Certainly, taking care of ourselves while maintaining and embracing our uniqueness and even flaws is not a brand-new concept. It is, however, startling to hear.
And I like hearing it. I was heartbroken to see those pictures of Kate Hudson, too. As a woman with absolutely no need for breast enhancement, I personally was in awe of the low-cut gowns that revealed a glittery, gorgeous chest on the much-smaller-framed Kate Hudson. In this very real and unenhanced body, I am sad to see a star cross the line into no longer looking like herself. I don't recall ever thinking, "Hey, look how big and wonderful that A-lister's breasts look." Instead, I, perhaps like Porizkova, hope photos of that A-lister will pop up in next month's magazines looking flatter-chested or curvier or with that signature quirk back in place.
That rarely happens. But what if it did? What if, one celebrity at a time chose to stay looking like herself -- maybe a tweezed and dyed and semi-permanently augmented self -- but still herself? And what if other celebrities, like Paulina Porizkova, publicly and straightforwardly applauded it? How about that? How might things change, from the covers of magazines to the little voices in our own heads as we read them?
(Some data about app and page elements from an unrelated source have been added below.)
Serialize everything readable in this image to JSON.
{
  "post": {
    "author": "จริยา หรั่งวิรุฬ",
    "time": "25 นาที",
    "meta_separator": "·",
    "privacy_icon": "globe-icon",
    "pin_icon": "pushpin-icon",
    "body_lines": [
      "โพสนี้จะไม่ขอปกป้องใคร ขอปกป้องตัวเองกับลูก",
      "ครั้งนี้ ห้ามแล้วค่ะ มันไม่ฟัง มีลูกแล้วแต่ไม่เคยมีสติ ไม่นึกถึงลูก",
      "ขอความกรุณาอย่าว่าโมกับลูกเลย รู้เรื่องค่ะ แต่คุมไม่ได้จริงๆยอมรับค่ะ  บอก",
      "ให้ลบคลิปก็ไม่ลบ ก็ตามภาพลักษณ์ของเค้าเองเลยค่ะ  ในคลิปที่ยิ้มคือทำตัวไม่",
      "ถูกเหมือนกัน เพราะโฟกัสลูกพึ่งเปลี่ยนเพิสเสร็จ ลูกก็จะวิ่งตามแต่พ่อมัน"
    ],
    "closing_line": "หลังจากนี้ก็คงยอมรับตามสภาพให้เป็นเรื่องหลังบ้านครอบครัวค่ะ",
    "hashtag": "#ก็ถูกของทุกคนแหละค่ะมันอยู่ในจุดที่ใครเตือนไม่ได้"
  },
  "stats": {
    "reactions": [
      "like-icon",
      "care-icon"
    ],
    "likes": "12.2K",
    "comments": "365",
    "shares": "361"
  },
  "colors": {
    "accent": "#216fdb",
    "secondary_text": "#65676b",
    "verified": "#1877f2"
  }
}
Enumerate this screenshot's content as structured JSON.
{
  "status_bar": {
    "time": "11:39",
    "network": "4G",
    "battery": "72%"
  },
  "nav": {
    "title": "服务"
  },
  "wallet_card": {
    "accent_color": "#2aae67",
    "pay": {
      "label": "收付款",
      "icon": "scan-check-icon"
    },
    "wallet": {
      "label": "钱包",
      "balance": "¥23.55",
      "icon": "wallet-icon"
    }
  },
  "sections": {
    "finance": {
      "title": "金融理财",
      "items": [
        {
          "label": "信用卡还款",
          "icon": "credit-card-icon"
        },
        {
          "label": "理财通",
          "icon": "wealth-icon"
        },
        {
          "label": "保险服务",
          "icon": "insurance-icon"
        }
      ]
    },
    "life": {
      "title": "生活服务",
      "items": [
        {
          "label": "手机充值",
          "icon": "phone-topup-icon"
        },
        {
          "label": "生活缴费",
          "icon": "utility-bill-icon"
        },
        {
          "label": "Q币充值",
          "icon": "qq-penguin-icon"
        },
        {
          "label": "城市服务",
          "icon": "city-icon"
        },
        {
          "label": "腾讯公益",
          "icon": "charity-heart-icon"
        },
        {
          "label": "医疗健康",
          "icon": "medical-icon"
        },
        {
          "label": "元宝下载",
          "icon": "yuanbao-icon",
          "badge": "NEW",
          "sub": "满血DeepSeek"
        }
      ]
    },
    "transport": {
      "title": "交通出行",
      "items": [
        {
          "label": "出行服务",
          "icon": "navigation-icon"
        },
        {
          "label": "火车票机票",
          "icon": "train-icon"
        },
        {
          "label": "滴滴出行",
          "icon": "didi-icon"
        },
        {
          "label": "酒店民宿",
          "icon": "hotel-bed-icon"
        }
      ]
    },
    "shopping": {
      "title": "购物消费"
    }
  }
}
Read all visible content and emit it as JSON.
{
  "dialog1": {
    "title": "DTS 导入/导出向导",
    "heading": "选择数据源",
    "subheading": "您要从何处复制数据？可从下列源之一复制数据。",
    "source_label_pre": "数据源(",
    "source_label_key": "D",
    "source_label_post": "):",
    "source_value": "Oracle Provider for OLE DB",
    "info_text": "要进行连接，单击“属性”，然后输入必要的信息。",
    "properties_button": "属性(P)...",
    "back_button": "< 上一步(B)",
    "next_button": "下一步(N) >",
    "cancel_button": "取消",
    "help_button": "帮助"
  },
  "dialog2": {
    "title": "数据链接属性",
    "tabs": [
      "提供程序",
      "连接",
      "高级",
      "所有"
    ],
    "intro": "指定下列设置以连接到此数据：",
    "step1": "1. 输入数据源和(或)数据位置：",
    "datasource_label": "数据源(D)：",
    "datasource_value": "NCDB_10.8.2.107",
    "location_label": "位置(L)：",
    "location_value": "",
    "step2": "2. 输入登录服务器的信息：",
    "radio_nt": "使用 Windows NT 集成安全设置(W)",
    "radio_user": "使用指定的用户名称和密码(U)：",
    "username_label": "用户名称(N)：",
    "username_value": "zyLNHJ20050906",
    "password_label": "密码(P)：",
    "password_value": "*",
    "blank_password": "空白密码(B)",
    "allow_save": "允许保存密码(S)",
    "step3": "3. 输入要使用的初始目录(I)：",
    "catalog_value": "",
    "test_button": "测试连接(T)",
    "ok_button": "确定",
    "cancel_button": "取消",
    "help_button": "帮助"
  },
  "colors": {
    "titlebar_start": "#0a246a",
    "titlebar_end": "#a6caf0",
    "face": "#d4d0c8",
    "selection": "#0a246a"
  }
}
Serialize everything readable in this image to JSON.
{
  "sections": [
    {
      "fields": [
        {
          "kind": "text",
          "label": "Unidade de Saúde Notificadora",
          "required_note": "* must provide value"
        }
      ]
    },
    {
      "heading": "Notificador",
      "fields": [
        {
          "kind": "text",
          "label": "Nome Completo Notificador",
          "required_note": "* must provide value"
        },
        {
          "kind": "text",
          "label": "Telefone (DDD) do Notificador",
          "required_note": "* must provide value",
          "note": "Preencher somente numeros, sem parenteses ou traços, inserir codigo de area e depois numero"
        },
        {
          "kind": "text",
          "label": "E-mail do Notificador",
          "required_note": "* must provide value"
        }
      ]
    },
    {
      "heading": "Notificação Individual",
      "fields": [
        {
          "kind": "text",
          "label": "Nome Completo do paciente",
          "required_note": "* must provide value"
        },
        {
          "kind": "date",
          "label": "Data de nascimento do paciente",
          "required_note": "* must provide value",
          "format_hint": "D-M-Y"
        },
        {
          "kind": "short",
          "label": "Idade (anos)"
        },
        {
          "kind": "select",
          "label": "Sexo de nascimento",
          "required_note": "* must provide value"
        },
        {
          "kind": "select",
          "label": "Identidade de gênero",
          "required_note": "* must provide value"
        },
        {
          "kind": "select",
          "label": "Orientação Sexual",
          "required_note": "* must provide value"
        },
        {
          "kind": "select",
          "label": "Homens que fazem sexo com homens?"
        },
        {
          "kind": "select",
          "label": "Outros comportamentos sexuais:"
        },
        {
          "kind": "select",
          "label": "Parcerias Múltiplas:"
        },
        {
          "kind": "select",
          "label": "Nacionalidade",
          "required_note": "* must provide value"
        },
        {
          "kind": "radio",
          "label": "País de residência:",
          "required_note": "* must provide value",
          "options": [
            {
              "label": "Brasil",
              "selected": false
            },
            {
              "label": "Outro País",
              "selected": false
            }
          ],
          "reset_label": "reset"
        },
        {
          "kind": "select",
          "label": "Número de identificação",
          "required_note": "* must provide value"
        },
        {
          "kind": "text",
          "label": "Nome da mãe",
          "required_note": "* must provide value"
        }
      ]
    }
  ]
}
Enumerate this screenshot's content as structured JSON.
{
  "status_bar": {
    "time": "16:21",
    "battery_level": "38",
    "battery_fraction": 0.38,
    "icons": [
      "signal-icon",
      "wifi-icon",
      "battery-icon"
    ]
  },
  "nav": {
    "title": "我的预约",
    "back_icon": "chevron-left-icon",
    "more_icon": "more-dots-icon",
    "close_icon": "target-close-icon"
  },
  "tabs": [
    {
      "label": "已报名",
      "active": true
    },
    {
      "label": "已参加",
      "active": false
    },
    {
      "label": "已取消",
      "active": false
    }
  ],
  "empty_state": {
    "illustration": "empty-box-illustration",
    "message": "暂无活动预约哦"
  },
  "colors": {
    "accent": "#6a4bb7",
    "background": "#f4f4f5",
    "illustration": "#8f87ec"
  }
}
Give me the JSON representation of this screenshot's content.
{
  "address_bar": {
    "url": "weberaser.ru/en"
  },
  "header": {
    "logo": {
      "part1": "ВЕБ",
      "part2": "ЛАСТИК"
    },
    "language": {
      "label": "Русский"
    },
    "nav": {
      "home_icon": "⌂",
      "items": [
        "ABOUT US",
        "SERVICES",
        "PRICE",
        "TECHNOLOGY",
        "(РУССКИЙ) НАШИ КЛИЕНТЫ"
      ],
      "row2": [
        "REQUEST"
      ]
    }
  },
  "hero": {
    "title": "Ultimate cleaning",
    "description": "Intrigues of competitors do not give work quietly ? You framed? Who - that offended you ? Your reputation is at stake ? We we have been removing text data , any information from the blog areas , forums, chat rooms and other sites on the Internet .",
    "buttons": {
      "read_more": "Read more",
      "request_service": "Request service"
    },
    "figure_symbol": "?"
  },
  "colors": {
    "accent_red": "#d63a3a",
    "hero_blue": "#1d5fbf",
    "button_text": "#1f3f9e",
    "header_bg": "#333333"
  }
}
For now, I am going to put down the People and put aside the heartache that we are still battling these beauty and body standards and stand, short and curvy and desperately wanting to schedule a chemical peel, beside the supermodel.
If you and any other celebrity who has chosen not to get implants or who sloughed off the Hollywood ideals in other way care to join us, we're here with all the now-grown, balding, puffy-eyed once-teen boys who loved her for her body. And who she might just agree are beautiful in return.
Is it fair for supermodel Paulina Porizkova to be critical of celebrities who make permanent cosmetic changes to their bodies?
- What part of your body looks phenomenal these days?
- Carmen Electra regrets getting implants
- Seriously? We're supposed to get all worked up over Gwyneth's cankles?
[Photo credit: Larry Busacca / Getty Images Entertainment]